### [What needs to be done]
Pull every line holding the word "dans" out of the data and copy it.

Content starts

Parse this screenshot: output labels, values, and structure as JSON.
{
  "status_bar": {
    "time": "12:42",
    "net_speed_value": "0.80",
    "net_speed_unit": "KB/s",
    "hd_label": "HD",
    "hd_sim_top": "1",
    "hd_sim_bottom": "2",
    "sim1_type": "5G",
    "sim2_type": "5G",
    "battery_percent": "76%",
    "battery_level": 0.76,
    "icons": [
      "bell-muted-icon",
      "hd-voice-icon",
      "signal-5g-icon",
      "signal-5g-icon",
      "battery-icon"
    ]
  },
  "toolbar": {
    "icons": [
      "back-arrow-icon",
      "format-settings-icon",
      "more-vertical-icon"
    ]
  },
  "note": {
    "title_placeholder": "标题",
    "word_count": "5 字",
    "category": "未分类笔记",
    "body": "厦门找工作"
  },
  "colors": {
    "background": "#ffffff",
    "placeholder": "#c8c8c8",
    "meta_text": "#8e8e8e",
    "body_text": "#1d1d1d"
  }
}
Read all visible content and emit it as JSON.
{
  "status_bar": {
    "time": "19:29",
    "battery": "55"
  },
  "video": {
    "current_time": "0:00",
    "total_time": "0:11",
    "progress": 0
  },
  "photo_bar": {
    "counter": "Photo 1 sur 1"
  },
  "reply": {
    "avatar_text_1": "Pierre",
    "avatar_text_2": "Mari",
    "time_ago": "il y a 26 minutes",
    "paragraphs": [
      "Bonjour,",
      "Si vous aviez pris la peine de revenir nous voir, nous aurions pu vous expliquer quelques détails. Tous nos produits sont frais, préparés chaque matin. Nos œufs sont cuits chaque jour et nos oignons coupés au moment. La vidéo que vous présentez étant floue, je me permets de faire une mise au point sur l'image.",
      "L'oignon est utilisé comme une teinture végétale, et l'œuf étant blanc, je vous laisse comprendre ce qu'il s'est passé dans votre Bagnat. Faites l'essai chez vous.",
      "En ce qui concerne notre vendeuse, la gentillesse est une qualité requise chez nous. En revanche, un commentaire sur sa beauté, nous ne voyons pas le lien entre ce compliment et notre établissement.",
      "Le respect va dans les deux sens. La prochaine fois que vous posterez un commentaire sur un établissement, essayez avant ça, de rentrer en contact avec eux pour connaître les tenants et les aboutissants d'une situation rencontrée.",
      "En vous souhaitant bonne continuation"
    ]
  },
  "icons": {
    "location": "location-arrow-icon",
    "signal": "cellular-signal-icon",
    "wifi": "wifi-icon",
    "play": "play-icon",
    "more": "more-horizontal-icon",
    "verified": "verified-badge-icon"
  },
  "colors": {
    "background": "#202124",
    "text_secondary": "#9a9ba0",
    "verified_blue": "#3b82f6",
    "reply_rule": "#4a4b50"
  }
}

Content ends

### [Answer space]
      "L'oignon est utilisé comme une teinture végétale, et l'œuf étant blanc, je vous laisse comprendre ce qu'il s'est passé dans votre Bagnat. Faites l'essai chez vous.",
      "Le respect va dans les deux sens. La prochaine fois que vous posterez un commentaire sur un établissement, essayez avant ça, de rentrer en contact avec eux pour connaître les tenants et les aboutissants d'une situation rencontrée.",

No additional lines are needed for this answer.